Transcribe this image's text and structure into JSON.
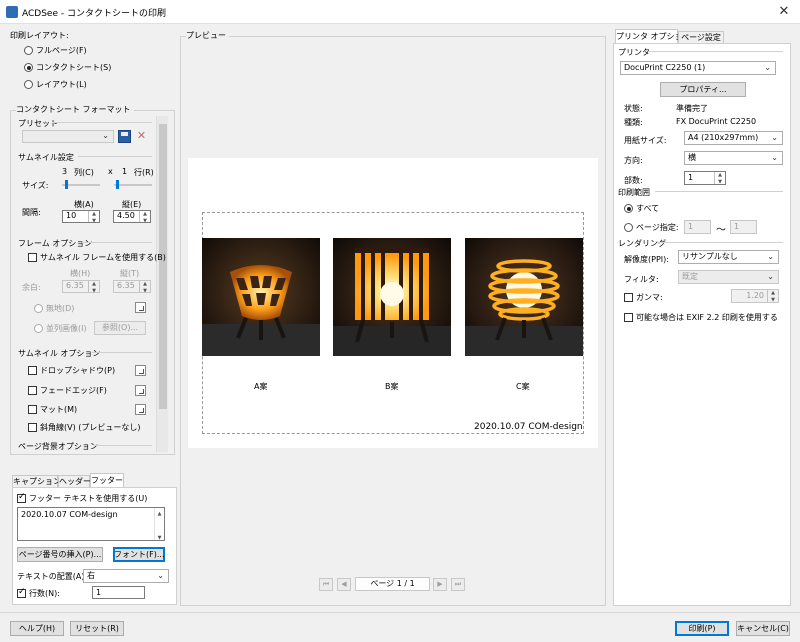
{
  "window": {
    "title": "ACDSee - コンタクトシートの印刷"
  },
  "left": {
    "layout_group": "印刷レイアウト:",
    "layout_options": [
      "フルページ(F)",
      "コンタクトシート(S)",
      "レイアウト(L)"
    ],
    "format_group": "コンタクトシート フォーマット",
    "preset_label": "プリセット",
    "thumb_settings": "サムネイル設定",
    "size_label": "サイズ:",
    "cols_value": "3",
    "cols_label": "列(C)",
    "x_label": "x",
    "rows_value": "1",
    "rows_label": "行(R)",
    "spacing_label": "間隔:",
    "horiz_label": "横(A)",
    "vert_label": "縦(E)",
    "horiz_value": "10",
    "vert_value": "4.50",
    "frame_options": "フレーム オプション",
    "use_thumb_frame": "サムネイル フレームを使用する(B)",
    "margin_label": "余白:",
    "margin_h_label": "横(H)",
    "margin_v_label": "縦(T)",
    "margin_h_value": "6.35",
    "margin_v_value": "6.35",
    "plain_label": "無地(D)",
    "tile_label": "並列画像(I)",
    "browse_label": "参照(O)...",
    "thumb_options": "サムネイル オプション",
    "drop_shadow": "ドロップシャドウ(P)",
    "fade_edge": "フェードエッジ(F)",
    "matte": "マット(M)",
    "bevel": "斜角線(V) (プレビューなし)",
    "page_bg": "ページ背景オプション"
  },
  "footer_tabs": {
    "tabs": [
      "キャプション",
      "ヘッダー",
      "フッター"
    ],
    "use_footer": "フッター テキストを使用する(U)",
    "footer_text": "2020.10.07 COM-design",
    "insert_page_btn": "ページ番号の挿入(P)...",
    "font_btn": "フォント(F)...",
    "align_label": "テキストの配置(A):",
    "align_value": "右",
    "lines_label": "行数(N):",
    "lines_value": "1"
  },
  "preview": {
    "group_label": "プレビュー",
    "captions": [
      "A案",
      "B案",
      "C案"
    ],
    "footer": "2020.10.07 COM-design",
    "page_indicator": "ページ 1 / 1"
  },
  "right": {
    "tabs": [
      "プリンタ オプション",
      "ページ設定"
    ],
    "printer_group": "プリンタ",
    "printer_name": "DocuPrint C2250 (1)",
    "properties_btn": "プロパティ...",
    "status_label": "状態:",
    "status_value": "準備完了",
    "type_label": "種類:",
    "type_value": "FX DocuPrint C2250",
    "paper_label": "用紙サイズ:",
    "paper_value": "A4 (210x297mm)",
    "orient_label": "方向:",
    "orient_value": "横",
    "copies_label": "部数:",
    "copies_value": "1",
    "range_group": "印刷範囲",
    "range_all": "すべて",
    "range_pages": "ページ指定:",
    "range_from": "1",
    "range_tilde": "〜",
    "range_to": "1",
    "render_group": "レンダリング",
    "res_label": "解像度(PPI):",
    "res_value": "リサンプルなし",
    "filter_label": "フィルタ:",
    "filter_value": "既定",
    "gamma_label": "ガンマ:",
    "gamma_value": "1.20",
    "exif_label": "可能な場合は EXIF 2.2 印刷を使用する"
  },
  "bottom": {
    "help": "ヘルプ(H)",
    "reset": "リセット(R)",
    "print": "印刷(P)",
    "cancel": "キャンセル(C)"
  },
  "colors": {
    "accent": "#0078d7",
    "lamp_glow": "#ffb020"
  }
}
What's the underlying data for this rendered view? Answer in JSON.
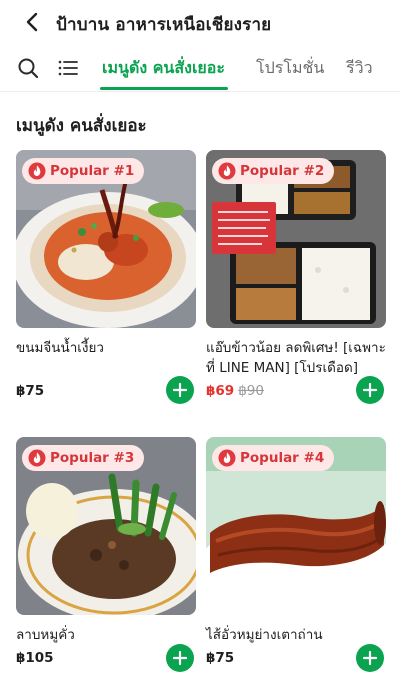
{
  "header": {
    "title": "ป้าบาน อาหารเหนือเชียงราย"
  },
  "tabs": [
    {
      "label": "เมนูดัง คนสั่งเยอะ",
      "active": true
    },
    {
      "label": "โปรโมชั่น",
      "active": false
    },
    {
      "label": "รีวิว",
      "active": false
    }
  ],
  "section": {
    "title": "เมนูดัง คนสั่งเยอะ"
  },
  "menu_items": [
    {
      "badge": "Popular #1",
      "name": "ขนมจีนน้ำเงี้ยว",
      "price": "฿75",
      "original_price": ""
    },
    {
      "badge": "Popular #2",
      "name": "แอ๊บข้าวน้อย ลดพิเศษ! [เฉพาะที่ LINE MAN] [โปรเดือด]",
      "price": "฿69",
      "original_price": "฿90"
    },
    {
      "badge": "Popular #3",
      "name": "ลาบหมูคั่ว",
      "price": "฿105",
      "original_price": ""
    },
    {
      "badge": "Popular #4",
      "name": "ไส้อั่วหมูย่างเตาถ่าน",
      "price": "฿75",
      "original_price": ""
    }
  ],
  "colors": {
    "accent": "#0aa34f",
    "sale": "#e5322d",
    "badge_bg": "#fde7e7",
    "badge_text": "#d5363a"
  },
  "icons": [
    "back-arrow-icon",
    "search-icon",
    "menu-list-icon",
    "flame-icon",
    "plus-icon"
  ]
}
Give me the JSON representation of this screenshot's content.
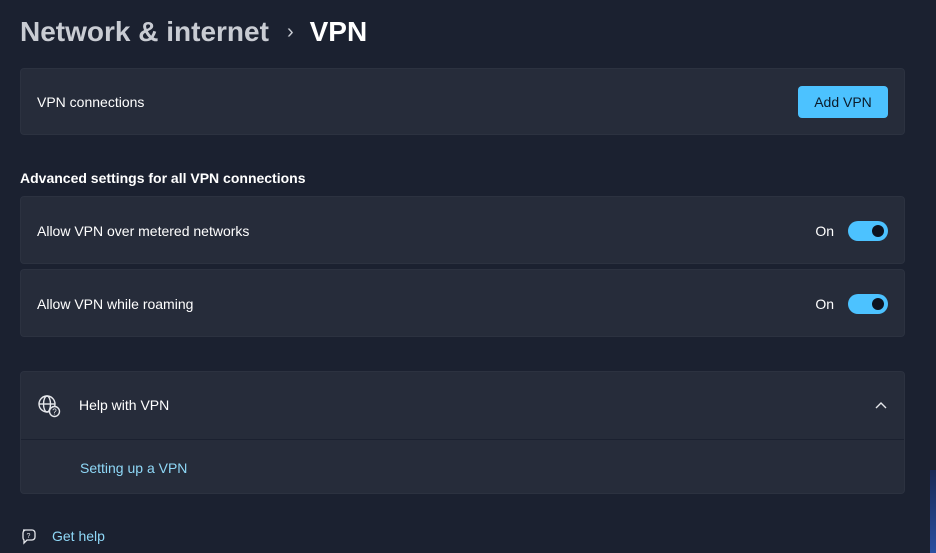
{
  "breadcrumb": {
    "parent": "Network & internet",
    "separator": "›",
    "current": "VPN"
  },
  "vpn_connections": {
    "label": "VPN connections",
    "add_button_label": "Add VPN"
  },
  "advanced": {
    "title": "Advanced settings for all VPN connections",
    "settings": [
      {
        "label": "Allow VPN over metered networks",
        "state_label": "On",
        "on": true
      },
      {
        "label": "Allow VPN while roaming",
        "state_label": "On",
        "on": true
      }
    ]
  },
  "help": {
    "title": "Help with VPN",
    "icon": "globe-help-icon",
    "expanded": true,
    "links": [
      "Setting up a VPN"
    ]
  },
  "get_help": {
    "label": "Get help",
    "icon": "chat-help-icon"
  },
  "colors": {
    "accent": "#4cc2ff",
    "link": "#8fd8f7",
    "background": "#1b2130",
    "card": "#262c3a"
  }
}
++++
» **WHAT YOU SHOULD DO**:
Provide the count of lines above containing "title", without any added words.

» **WRITTEN RESPONSE**:
5